At his first Council of Ministers meeting, he had to look his cabinet members in the eyes and almost apologise for saying that he would proceed with a reshuffle within 18 months of his government.

Effectively, any minister sacked within this period would not be eligible for a ministerial pension, come retirement day, which is what every Cyprus politician desires, especially so the coalition parties supporting the president.

In other comments which raised eyebrows, Christodoulides said that he was now better aware of each minister’s actions, capabilities and performance. Did it take him ten months to realise which cabinet member was up to standard and who was not?

Several names have been suggested as potential cuts in a reshuffle, based on their popularity and achievements. For example, should the health minister be given the boot, simply for challenging the credentials of the senior-most civil servant in the ministry?

But with so many changes, so soon, and having had to face criticism on other choices, including ministerial advisors, the president needs to work on his administration’s credibility.

As if it’s not enough that the golden passports will continue to haunt this government, seeing as the incumbent was a member of the previous administration for nine of those ten years, there are so many other issues that Cyprus needs to regain its credibility. And this effort should come from the chief executive.

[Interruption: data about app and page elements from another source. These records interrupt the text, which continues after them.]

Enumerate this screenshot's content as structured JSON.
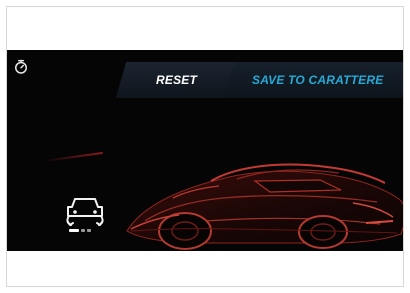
{
  "controls": {
    "reset_label": "RESET",
    "save_label": "SAVE TO CARATTERE"
  },
  "icons": {
    "timer": "stopwatch-icon",
    "drive_mode": "car-mode-icon",
    "vehicle": "sports-car-wireframe"
  },
  "colors": {
    "background": "#050506",
    "accent": "#27a9d6",
    "reset_text": "#ffffff",
    "car_highlight": "#d23d33"
  }
}
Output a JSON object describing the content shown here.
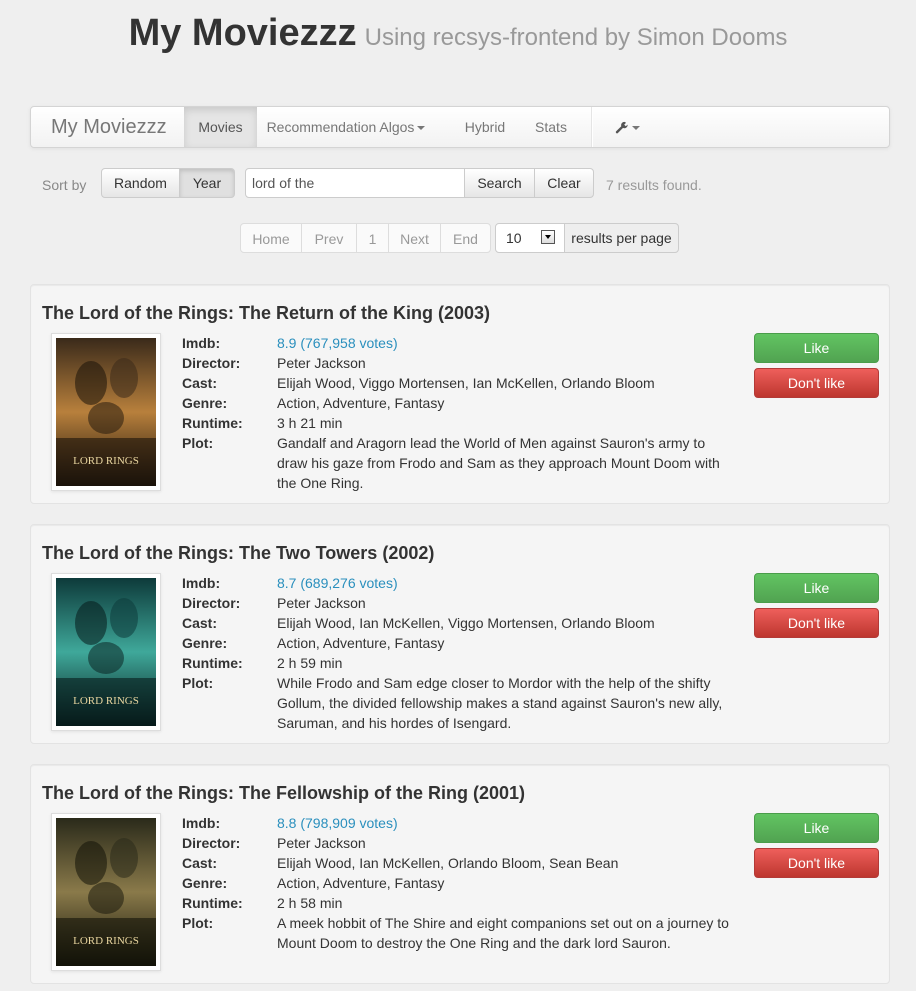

The ‘Amalthia’ maritime aid corridor to Gaza has not inspired, considering that the EU itself has failed the Palestinians miserably, with a total absence of foreign policy initiatives for the Middle East and eastern Mediterranean.

Cheesemakers are pulling our leg constantly changing the ingredients ratios of the PDO halloumi, with Cyprus losing further credibility in Brussels and the rest of the EU. Should the agriculture minister be sacked because of the incompetence and indecisiveness of others?

The energy minister is struggling to keep Chevron engaged in offshore gas exploration, driving a hard bargain at a time when we clearly do not have the upper hand. However, he does not seem to be putting his foot down when it comes delays in the Vassiliko LNG plant, while the EuroAsia interconnector electricity cable was handed on a silver plate to Chinse interests, upsetting our European and Atlantic partners further and depriving Cyprus of any future say in the power link.

The police reform we have heard so much about from incumbent and previous justice ministers, does not seem to be going anywhere. And no one is genuinely concerned about reforming and upgrading the police, simply so as not to upset the status with public sector trade unions. The same labour groups that do not want to see reforms in education either, despite the standards of learning in Cyprus reaching rock bottom.

If the president wants to regain credibility, for his administration or for the country in general, he needs to take the bull from the horns and confront the realities plaguing society. He’s had ten months to get to get his administration in order and can no longer afford any further delays.